In the United States, a woman died a few months ago of a bacterial infection. This microbe was resistant to all antibiotics available in the US that we were capable of throwing at it.
A paper came out this week, looking at predictors of publication rates among 280 graduate students accepted and enrolled into a biomedical grad program. And — shocker, I know — grades and standardized test scores didn’t matter. The best predictor was the content of the letters of recommendation. You want to know which undergraduates have the greatest research potential? Listen to their undergraduate mentors. Here’s a drugmonkey post about this paper.
An argument for the funding of basic research makes it into the Wall Street Journal.
One way to teach critical thinking is to take a historical issue (in history, science, whatever) and look at the debates surrounding the issue by the people of the time, and then asking, “Who was right?” (I found this via Tavish Bell’s twitter account, where I see consistently interesting stuff about higher ed.)
Caring isn’t coddling: “While I’m not without gallows humor and can enjoy an ‘it’s in the syllabus’ joke as much as the next person, I also feel deeply that the best teaching arises in faculty-student relationships that are mutually respectful and that mutually honor the worth each side is bringing to the table.”
A shark that was (maybe) choking on a massive chunk of moose was (maybe) saved by a couple guys.
A couple truly spectacular reads have already made the rounds in social media in the last week, but in case you haven’t caught them, be sure to do so:
First, the Washington Post published a long-form piece about Derek Black, former media star of white nationalists who grew to repudiate his views. How did this happen? The free exchange of ideas and mutual respect found in higher education. If you’re looking for a defense of a liberal arts education (which can be found in potentially any university), then this might be as great as it gets.
Second, the Arizona Republic editorial staff received many death threats because they endorsed a particular presidential candidate. (Okay, a let’s all take moment to breathe, to absorb this fact.) The response from the publisher is powerful and important.
How you might change as a professor as you get older.
The terrorist inside my husband’s brain.

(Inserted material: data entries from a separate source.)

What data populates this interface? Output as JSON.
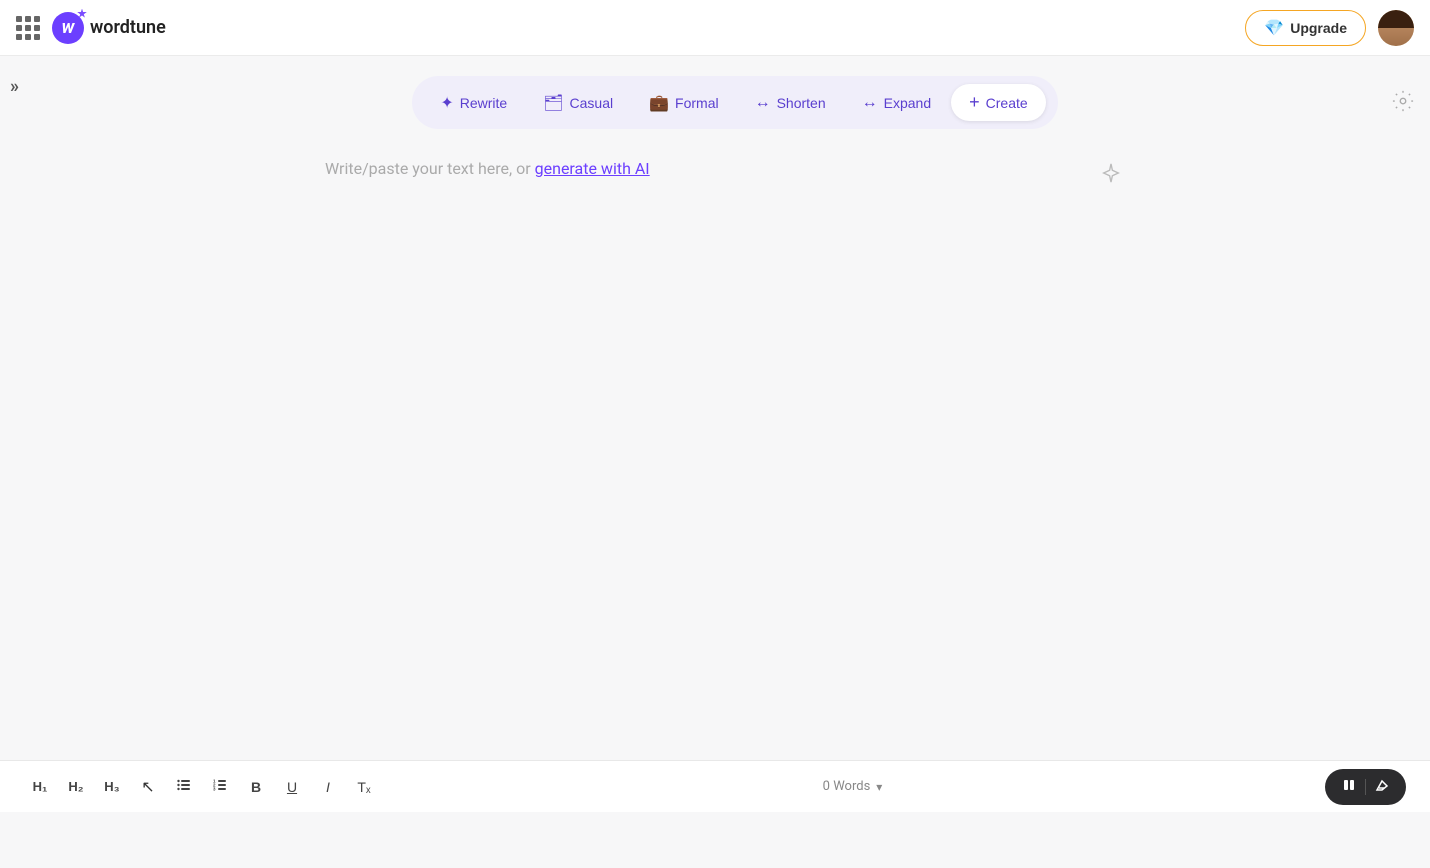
{
  "topnav": {
    "logo_text": "wordtune",
    "upgrade_label": "Upgrade"
  },
  "toolbar": {
    "rewrite_label": "Rewrite",
    "casual_label": "Casual",
    "formal_label": "Formal",
    "shorten_label": "Shorten",
    "expand_label": "Expand",
    "create_label": "Create"
  },
  "editor": {
    "placeholder_text": "Write/paste your text here, or ",
    "generate_link_text": "generate with AI"
  },
  "bottom_toolbar": {
    "h1_label": "H₁",
    "h2_label": "H₂",
    "h3_label": "H₃",
    "bullet_label": "≡",
    "numbered_label": "≡",
    "bold_label": "B",
    "underline_label": "U",
    "italic_label": "I",
    "clear_format_label": "Tₓ",
    "word_count_label": "0 Words"
  },
  "sidebar_toggle": "»"
}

This piece by Robin Williams’s widow, written for practicing neurologists, is an important read for all of us.
Why people wince at talk of “flipping classrooms.” This phrase has pretty much lost any specific meaning or utility, and that’s why I haven’t really used it. I’m a fan of active learning approaches but not a fan of flipping sensu stricto.
In 10 years, Harvey Mudd (an exclusive STEM-focused college in the LA area, one of the Claremont Colleges) went from 15% women students to having a majority of women. Here’s how they did it.
“What I learned as a hired consultant to autodidact physicists” Or, what happens when a trained physicist takes crackpots (and their money) seriously.
Are you familiar with the work of the Holotypic Occlupanid Research Group? I applaud their dedication and excellence in chronicling the diversity and natural history of this unappreciated yet widespread taxon. This is where the line between science and art is invisible.
“Women are woven deeply into the history of science, stretching back to ancient Egypt, over 4,000 years ago. But because their contributions often go unacknowledged, they fade into obscurity—and the threads of their influence today aren’t as apparent as they ought to be.” I’d like to call this one early: We’ll be looking back at Dr. Emily Temple-Wood as the person who rewrote the history of scientific discovery.
Racism in the research lab. This post, from two scientists from prestigious institutions, is important.